TASK TO CARRY OUT ▸
Apart from the pictures, output all of the records exactly.

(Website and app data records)

++++

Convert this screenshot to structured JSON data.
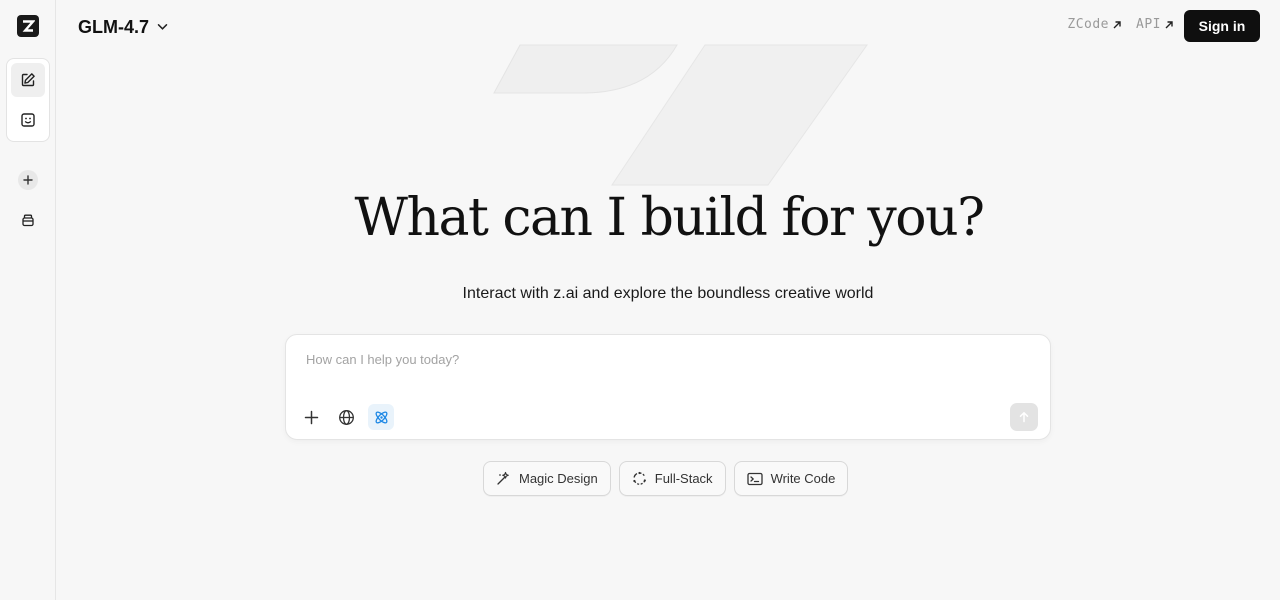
{
  "header": {
    "model": "GLM-4.7",
    "links": [
      {
        "label": "ZCode"
      },
      {
        "label": "API"
      }
    ],
    "signin_label": "Sign in"
  },
  "sidebar": {
    "logo": "Z",
    "icons": [
      "edit-icon",
      "agent-face-icon",
      "plus-icon",
      "archive-icon"
    ]
  },
  "hero": {
    "title": "What can I build for you?",
    "subtitle": "Interact with z.ai and explore the boundless creative world"
  },
  "composer": {
    "placeholder": "How can I help you today?",
    "tools": [
      "plus-icon",
      "globe-icon",
      "atom-icon"
    ],
    "active_tool": "atom-icon"
  },
  "chips": [
    {
      "label": "Magic Design",
      "icon": "magic-wand-icon"
    },
    {
      "label": "Full-Stack",
      "icon": "cycle-icon"
    },
    {
      "label": "Write Code",
      "icon": "terminal-icon"
    }
  ],
  "colors": {
    "background": "#f7f7f7",
    "accent_active": "#1e88e5",
    "signin_bg": "#0f0f0f"
  }
}
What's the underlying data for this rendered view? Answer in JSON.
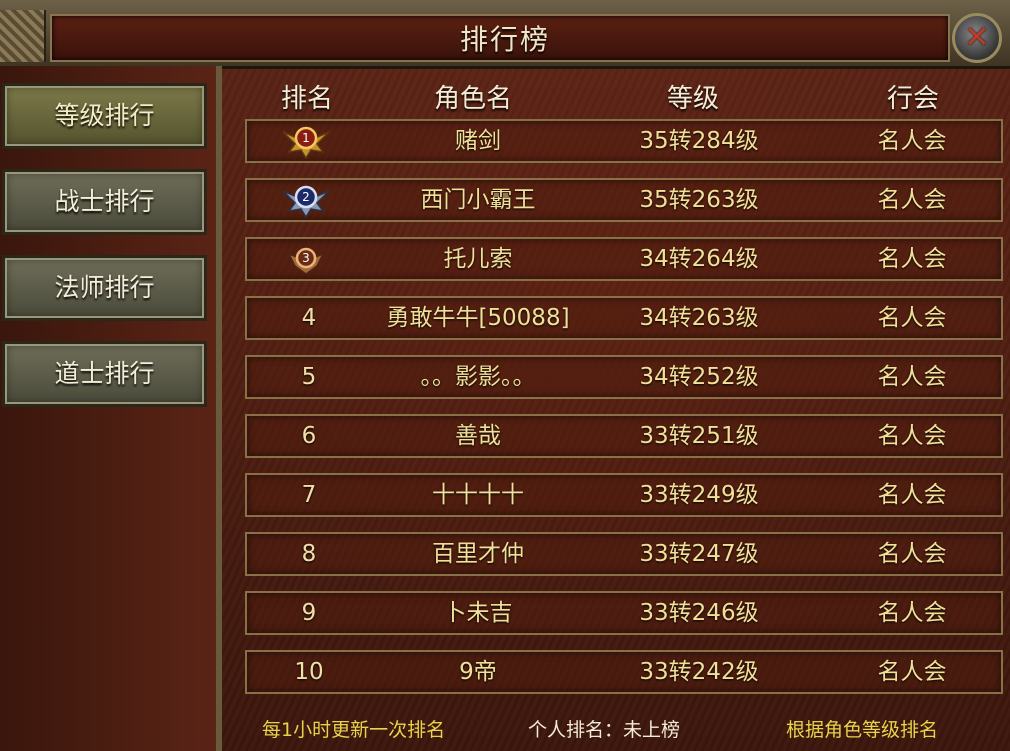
{
  "window": {
    "title": "排行榜",
    "close_icon": "close-icon"
  },
  "sidebar": {
    "items": [
      {
        "label": "等级排行",
        "active": true
      },
      {
        "label": "战士排行",
        "active": false
      },
      {
        "label": "法师排行",
        "active": false
      },
      {
        "label": "道士排行",
        "active": false
      }
    ]
  },
  "table": {
    "headers": {
      "rank": "排名",
      "name": "角色名",
      "level": "等级",
      "guild": "行会"
    },
    "rows": [
      {
        "rank": "1",
        "medal": "gold-medal-icon",
        "name": "赌剑",
        "level": "35转284级",
        "guild": "名人会"
      },
      {
        "rank": "2",
        "medal": "silver-medal-icon",
        "name": "西门小霸王",
        "level": "35转263级",
        "guild": "名人会"
      },
      {
        "rank": "3",
        "medal": "bronze-medal-icon",
        "name": "托儿索",
        "level": "34转264级",
        "guild": "名人会"
      },
      {
        "rank": "4",
        "name": "勇敢牛牛[50088]",
        "level": "34转263级",
        "guild": "名人会"
      },
      {
        "rank": "5",
        "name": "。。影影。。",
        "level": "34转252级",
        "guild": "名人会"
      },
      {
        "rank": "6",
        "name": "善哉",
        "level": "33转251级",
        "guild": "名人会"
      },
      {
        "rank": "7",
        "name": "十十十十",
        "level": "33转249级",
        "guild": "名人会"
      },
      {
        "rank": "8",
        "name": "百里才仲",
        "level": "33转247级",
        "guild": "名人会"
      },
      {
        "rank": "9",
        "name": "卜未吉",
        "level": "33转246级",
        "guild": "名人会"
      },
      {
        "rank": "10",
        "name": "9帝",
        "level": "33转242级",
        "guild": "名人会"
      }
    ]
  },
  "footer": {
    "update_note": "每1小时更新一次排名",
    "personal_rank": "个人排名：未上榜",
    "sort_note": "根据角色等级排名"
  }
}
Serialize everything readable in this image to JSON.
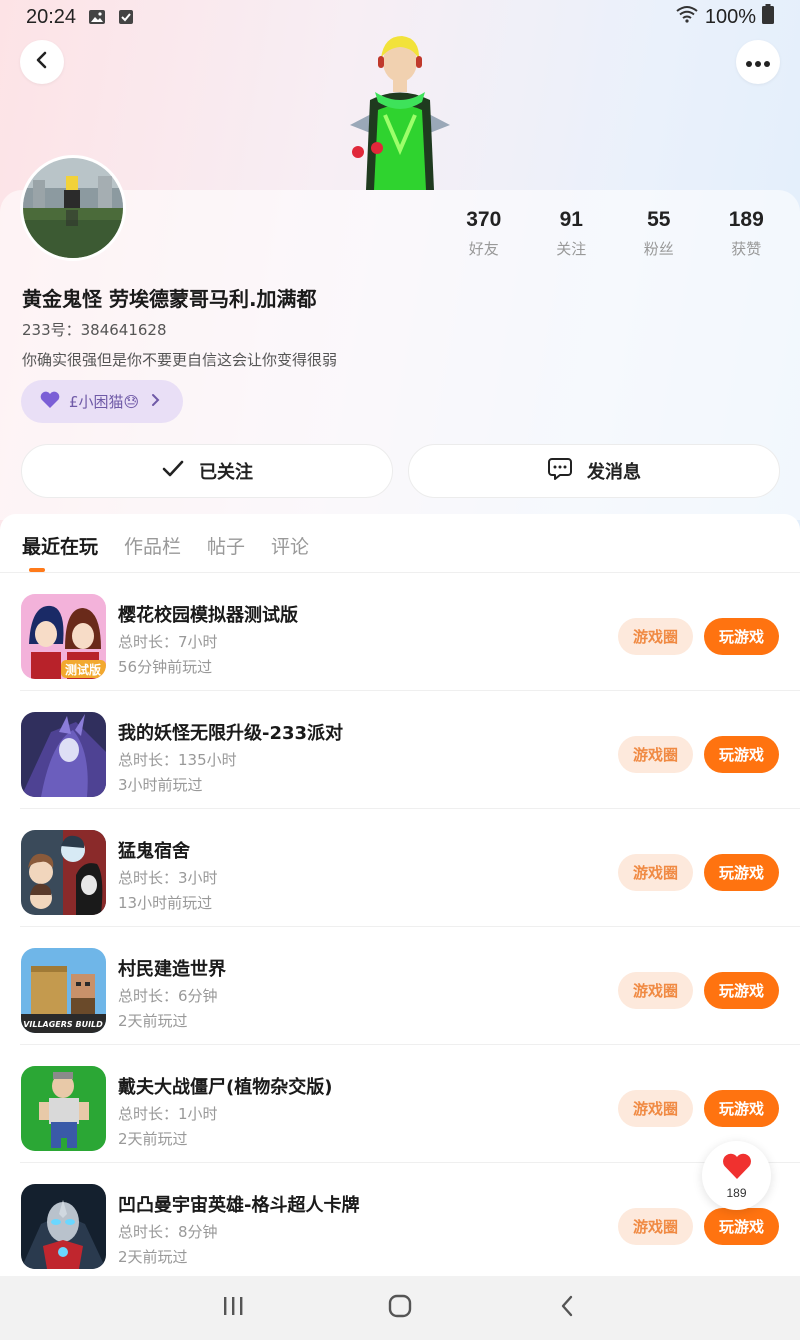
{
  "status_bar": {
    "time": "20:24",
    "battery": "100%"
  },
  "profile": {
    "nickname": "黄金鬼怪 劳埃德蒙哥马利.加满都",
    "uid": "233号：384641628",
    "bio": "你确实很强但是你不要更自信这会让你变得很弱",
    "tag": "£小困猫😓",
    "stats": [
      {
        "value": "370",
        "label": "好友"
      },
      {
        "value": "91",
        "label": "关注"
      },
      {
        "value": "55",
        "label": "粉丝"
      },
      {
        "value": "189",
        "label": "获赞"
      }
    ]
  },
  "actions": {
    "follow_label": "已关注",
    "message_label": "发消息"
  },
  "tabs": [
    {
      "label": "最近在玩",
      "active": true
    },
    {
      "label": "作品栏",
      "active": false
    },
    {
      "label": "帖子",
      "active": false
    },
    {
      "label": "评论",
      "active": false
    }
  ],
  "games": [
    {
      "name": "樱花校园模拟器测试版",
      "duration": "总时长：7小时",
      "last_played": "56分钟前玩过",
      "icon": "sakura-school-icon",
      "icon_text": "测试版"
    },
    {
      "name": "我的妖怪无限升级-233派对",
      "duration": "总时长：135小时",
      "last_played": "3小时前玩过",
      "icon": "monster-upgrade-icon",
      "icon_text": ""
    },
    {
      "name": "猛鬼宿舍",
      "duration": "总时长：3小时",
      "last_played": "13小时前玩过",
      "icon": "ghost-dorm-icon",
      "icon_text": ""
    },
    {
      "name": "村民建造世界",
      "duration": "总时长：6分钟",
      "last_played": "2天前玩过",
      "icon": "villagers-build-icon",
      "icon_text": "VILLAGERS BUILD"
    },
    {
      "name": "戴夫大战僵尸(植物杂交版)",
      "duration": "总时长：1小时",
      "last_played": "2天前玩过",
      "icon": "dave-zombies-icon",
      "icon_text": ""
    },
    {
      "name": "凹凸曼宇宙英雄-格斗超人卡牌",
      "duration": "总时长：8分钟",
      "last_played": "2天前玩过",
      "icon": "ultraman-hero-icon",
      "icon_text": ""
    }
  ],
  "game_buttons": {
    "circle_label": "游戏圈",
    "play_label": "玩游戏"
  },
  "like_fab": {
    "count": "189"
  },
  "colors": {
    "accent": "#ff7310",
    "accent_light": "#fde9dc",
    "tag_bg": "#e9dff6",
    "tag_text": "#6f5aa7"
  }
}
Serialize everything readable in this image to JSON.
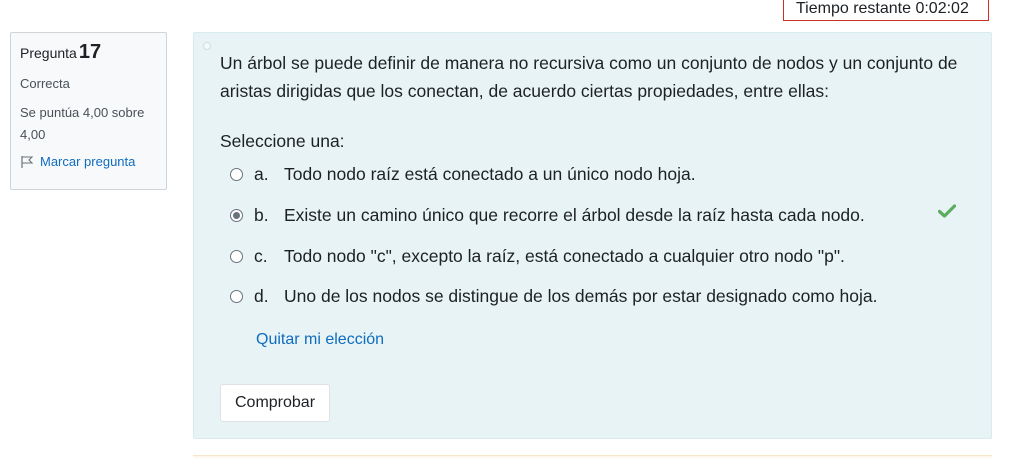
{
  "timer": {
    "label": "Tiempo restante 0:02:02"
  },
  "info": {
    "question_label": "Pregunta",
    "question_number": "17",
    "state": "Correcta",
    "grade": "Se puntúa 4,00 sobre 4,00",
    "flag_label": "Marcar pregunta"
  },
  "question": {
    "text": "Un árbol  se puede definir de manera no recursiva como un conjunto de nodos y un conjunto de aristas dirigidas que los conectan, de acuerdo ciertas propiedades, entre ellas:",
    "prompt": "Seleccione una:",
    "answers": [
      {
        "letter": "a.",
        "text": "Todo nodo raíz está conectado a un único nodo hoja.",
        "selected": false
      },
      {
        "letter": "b.",
        "text": "Existe un camino único que recorre el árbol desde la raíz hasta cada nodo.",
        "selected": true
      },
      {
        "letter": "c.",
        "text": "Todo nodo \"c\", excepto la raíz, está conectado a cualquier otro nodo \"p\".",
        "selected": false
      },
      {
        "letter": "d.",
        "text": "Uno de los nodos se distingue de los demás por estar designado como hoja.",
        "selected": false
      }
    ],
    "correct_icon": "check-icon",
    "clear_label": "Quitar mi elección",
    "check_button_label": "Comprobar"
  },
  "colors": {
    "link": "#0f6cbf",
    "correct": "#5bac5e",
    "timer_border": "#ca3120",
    "content_bg": "#e7f3f5"
  }
}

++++

RESPONSE TO THE TASK ▸
Convert this screenshot to structured JSON data.
{
  "header": {
    "model": "GLM-4.7",
    "links": [
      {
        "label": "ZCode"
      },
      {
        "label": "API"
      }
    ],
    "signin_label": "Sign in"
  },
  "sidebar": {
    "logo": "Z",
    "icons": [
      "edit-icon",
      "agent-face-icon",
      "plus-icon",
      "archive-icon"
    ]
  },
  "hero": {
    "title": "What can I build for you?",
    "subtitle": "Interact with z.ai and explore the boundless creative world"
  },
  "composer": {
    "placeholder": "How can I help you today?",
    "tools": [
      "plus-icon",
      "globe-icon",
      "atom-icon"
    ],
    "active_tool": "atom-icon"
  },
  "chips": [
    {
      "label": "Magic Design",
      "icon": "magic-wand-icon"
    },
    {
      "label": "Full-Stack",
      "icon": "cycle-icon"
    },
    {
      "label": "Write Code",
      "icon": "terminal-icon"
    }
  ],
  "colors": {
    "background": "#f7f7f7",
    "accent_active": "#1e88e5",
    "signin_bg": "#0f0f0f"
  }
}
What's the underlying data for this rendered view? Answer in JSON.
{
  "window": {
    "title": "排行榜",
    "close_icon": "close-icon"
  },
  "sidebar": {
    "items": [
      {
        "label": "等级排行",
        "active": true
      },
      {
        "label": "战士排行",
        "active": false
      },
      {
        "label": "法师排行",
        "active": false
      },
      {
        "label": "道士排行",
        "active": false
      }
    ]
  },
  "table": {
    "headers": {
      "rank": "排名",
      "name": "角色名",
      "level": "等级",
      "guild": "行会"
    },
    "rows": [
      {
        "rank": "1",
        "medal": "gold-medal-icon",
        "name": "赌剑",
        "level": "35转284级",
        "guild": "名人会"
      },
      {
        "rank": "2",
        "medal": "silver-medal-icon",
        "name": "西门小霸王",
        "level": "35转263级",
        "guild": "名人会"
      },
      {
        "rank": "3",
        "medal": "bronze-medal-icon",
        "name": "托儿索",
        "level": "34转264级",
        "guild": "名人会"
      },
      {
        "rank": "4",
        "name": "勇敢牛牛[50088]",
        "level": "34转263级",
        "guild": "名人会"
      },
      {
        "rank": "5",
        "name": "。。影影。。",
        "level": "34转252级",
        "guild": "名人会"
      },
      {
        "rank": "6",
        "name": "善哉",
        "level": "33转251级",
        "guild": "名人会"
      },
      {
        "rank": "7",
        "name": "十十十十",
        "level": "33转249级",
        "guild": "名人会"
      },
      {
        "rank": "8",
        "name": "百里才仲",
        "level": "33转247级",
        "guild": "名人会"
      },
      {
        "rank": "9",
        "name": "卜未吉",
        "level": "33转246级",
        "guild": "名人会"
      },
      {
        "rank": "10",
        "name": "9帝",
        "level": "33转242级",
        "guild": "名人会"
      }
    ]
  },
  "footer": {
    "update_note": "每1小时更新一次排名",
    "personal_rank": "个人排名：未上榜",
    "sort_note": "根据角色等级排名"
  }
}
Serialize everything readable in this image to JSON.
{
  "status_bar": {
    "time": "20:24",
    "battery": "100%"
  },
  "profile": {
    "nickname": "黄金鬼怪 劳埃德蒙哥马利.加满都",
    "uid": "233号：384641628",
    "bio": "你确实很强但是你不要更自信这会让你变得很弱",
    "tag": "£小困猫😓",
    "stats": [
      {
        "value": "370",
        "label": "好友"
      },
      {
        "value": "91",
        "label": "关注"
      },
      {
        "value": "55",
        "label": "粉丝"
      },
      {
        "value": "189",
        "label": "获赞"
      }
    ]
  },
  "actions": {
    "follow_label": "已关注",
    "message_label": "发消息"
  },
  "tabs": [
    {
      "label": "最近在玩",
      "active": true
    },
    {
      "label": "作品栏",
      "active": false
    },
    {
      "label": "帖子",
      "active": false
    },
    {
      "label": "评论",
      "active": false
    }
  ],
  "games": [
    {
      "name": "樱花校园模拟器测试版",
      "duration": "总时长：7小时",
      "last_played": "56分钟前玩过",
      "icon": "sakura-school-icon",
      "icon_text": "测试版"
    },
    {
      "name": "我的妖怪无限升级-233派对",
      "duration": "总时长：135小时",
      "last_played": "3小时前玩过",
      "icon": "monster-upgrade-icon",
      "icon_text": ""
    },
    {
      "name": "猛鬼宿舍",
      "duration": "总时长：3小时",
      "last_played": "13小时前玩过",
      "icon": "ghost-dorm-icon",
      "icon_text": ""
    },
    {
      "name": "村民建造世界",
      "duration": "总时长：6分钟",
      "last_played": "2天前玩过",
      "icon": "villagers-build-icon",
      "icon_text": "VILLAGERS BUILD"
    },
    {
      "name": "戴夫大战僵尸(植物杂交版)",
      "duration": "总时长：1小时",
      "last_played": "2天前玩过",
      "icon": "dave-zombies-icon",
      "icon_text": ""
    },
    {
      "name": "凹凸曼宇宙英雄-格斗超人卡牌",
      "duration": "总时长：8分钟",
      "last_played": "2天前玩过",
      "icon": "ultraman-hero-icon",
      "icon_text": ""
    }
  ],
  "game_buttons": {
    "circle_label": "游戏圈",
    "play_label": "玩游戏"
  },
  "like_fab": {
    "count": "189"
  },
  "colors": {
    "accent": "#ff7310",
    "accent_light": "#fde9dc",
    "tag_bg": "#e9dff6",
    "tag_text": "#6f5aa7"
  }
}
Serialize everything readable in this image to JSON.
{
  "timer": {
    "label": "Tiempo restante 0:02:02"
  },
  "info": {
    "question_label": "Pregunta",
    "question_number": "17",
    "state": "Correcta",
    "grade": "Se puntúa 4,00 sobre 4,00",
    "flag_label": "Marcar pregunta"
  },
  "question": {
    "text": "Un árbol  se puede definir de manera no recursiva como un conjunto de nodos y un conjunto de aristas dirigidas que los conectan, de acuerdo ciertas propiedades, entre ellas:",
    "prompt": "Seleccione una:",
    "answers": [
      {
        "letter": "a.",
        "text": "Todo nodo raíz está conectado a un único nodo hoja.",
        "selected": false
      },
      {
        "letter": "b.",
        "text": "Existe un camino único que recorre el árbol desde la raíz hasta cada nodo.",
        "selected": true
      },
      {
        "letter": "c.",
        "text": "Todo nodo \"c\", excepto la raíz, está conectado a cualquier otro nodo \"p\".",
        "selected": false
      },
      {
        "letter": "d.",
        "text": "Uno de los nodos se distingue de los demás por estar designado como hoja.",
        "selected": false
      }
    ],
    "correct_icon": "check-icon",
    "clear_label": "Quitar mi elección",
    "check_button_label": "Comprobar"
  },
  "colors": {
    "link": "#0f6cbf",
    "correct": "#5bac5e",
    "timer_border": "#ca3120",
    "content_bg": "#e7f3f5"
  }
}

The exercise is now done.